4. “But I have to sleep for at least 7 hours. If not, how do I manage my day?”

Duration is important, but don’t get fixated on it. As we grow older and older, our sleep duration keeps coming down. Also, there will be some variation depending on our well-being, stress levels etc. But our body and mind have great adaptability skills to manage those minor fluctuations and catch up as needed. So, just relax.

Dr Satish Ramaiah
Psychiatrist Dr Satish Ramaiah stresses on the importance of sound sleep for overall health.

5. “I can achieve my daily quota of sleep, but not in one stretch”

It’s time you break that belief. Sleep is a result of a series of physiological sequences and patterns in the night (called sleep cycles) meant to achieve the best outcomes in our mood, cognition, behaviour, performance and wellbeing. Disruption to this pattern can result in serious consequences. Try to get your sleep in one stretch.

6. “How can my food habits help my sleep?”

Avoid heavy, spicy or oily food in the night. At least have a gap of couple of hours between your last meal and sleep. You can have melatonin rich foods like banana, grapes, dry fruits or a glass of warm milk before your bedtime.

7. “Exercise surely helps, right?”

Of course, it does. At least 30 to 45 mins of rigorous exercise everyday like running, yoga, brisk walking, anything will help. However, late night exercise is not advisable, as it is likely to stimulate your brain with elevated adrenaline which may keep you awake, when you should be sleeping

8. “It’s terrifying in a quiet home at night when everyone’s asleep and I am not.”

Most people with insomnia develop sleep related anticipatory anxiety which further worsens their sleep and that in turn worsens their anxiety, and before you realize, you are in a trap.

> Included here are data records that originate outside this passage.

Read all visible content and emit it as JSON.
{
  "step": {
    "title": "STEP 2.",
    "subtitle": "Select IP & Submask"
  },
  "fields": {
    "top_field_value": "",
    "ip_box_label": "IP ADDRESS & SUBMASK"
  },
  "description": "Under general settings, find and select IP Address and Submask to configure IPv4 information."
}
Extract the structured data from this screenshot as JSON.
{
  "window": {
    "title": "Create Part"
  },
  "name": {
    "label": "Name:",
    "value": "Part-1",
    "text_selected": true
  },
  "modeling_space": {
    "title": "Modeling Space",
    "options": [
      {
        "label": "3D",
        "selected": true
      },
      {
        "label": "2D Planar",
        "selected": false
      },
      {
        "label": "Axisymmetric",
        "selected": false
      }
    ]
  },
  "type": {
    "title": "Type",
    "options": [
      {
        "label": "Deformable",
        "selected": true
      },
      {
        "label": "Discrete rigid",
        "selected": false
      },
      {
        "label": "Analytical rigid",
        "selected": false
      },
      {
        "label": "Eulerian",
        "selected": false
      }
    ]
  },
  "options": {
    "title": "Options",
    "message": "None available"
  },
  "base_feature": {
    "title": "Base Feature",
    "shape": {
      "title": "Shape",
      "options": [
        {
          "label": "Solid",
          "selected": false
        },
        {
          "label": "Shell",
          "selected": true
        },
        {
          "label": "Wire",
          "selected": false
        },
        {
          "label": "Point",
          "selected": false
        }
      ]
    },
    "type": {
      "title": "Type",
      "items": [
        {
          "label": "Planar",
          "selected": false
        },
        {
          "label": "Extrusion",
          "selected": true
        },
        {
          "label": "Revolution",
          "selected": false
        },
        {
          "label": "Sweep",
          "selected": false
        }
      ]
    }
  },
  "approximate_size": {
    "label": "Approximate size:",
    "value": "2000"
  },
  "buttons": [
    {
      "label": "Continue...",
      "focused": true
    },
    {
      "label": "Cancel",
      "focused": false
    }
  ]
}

Learn to relax in the night, stop fighting with your insomnia and have no desperation to sleep. Focus on calmly managing, rather than achieving perfect sleep every night.

9. “Dreams are great, but they are hijacking my night”.

No, they can’t. Dreams are a normal but complex phenomenon. We probably dream the entire night, but only recall dreams from particular stages of sleep. No one has really mastered dream analysis, neither is there any established scientific process. Don’t break your head so much about the content of your dream. Learn to enjoy or ignore depending on the content. But if it is becoming increasingly problematic, you will need help.

Select Topics of your interest and let us customize your feed.


10. “How about popping an Anxit or a Restyl to sleep better?”

Taking sleeping pills for sleep problems is like masking the problem and not solving it. Moreover, after a while, they do not work effectively and can slow down your thinking and memory. You can even get addicted to them. Instead, meet a sleep specialist who will focus on treating the underlying causes, rather than insomnia.

Keep your sleep disciplined, mindfully deal with any minor disruptions and smartly deal with the expectations. If you still can’t manage, get in touch.

Happy Sleeping!

Dr Satish Ramaiah
Executive Director of Psychiatry Services
Senior Consultant Psychiatrist and Sleep Disorder Specialist
Sukoon Health

  • 124
Next Story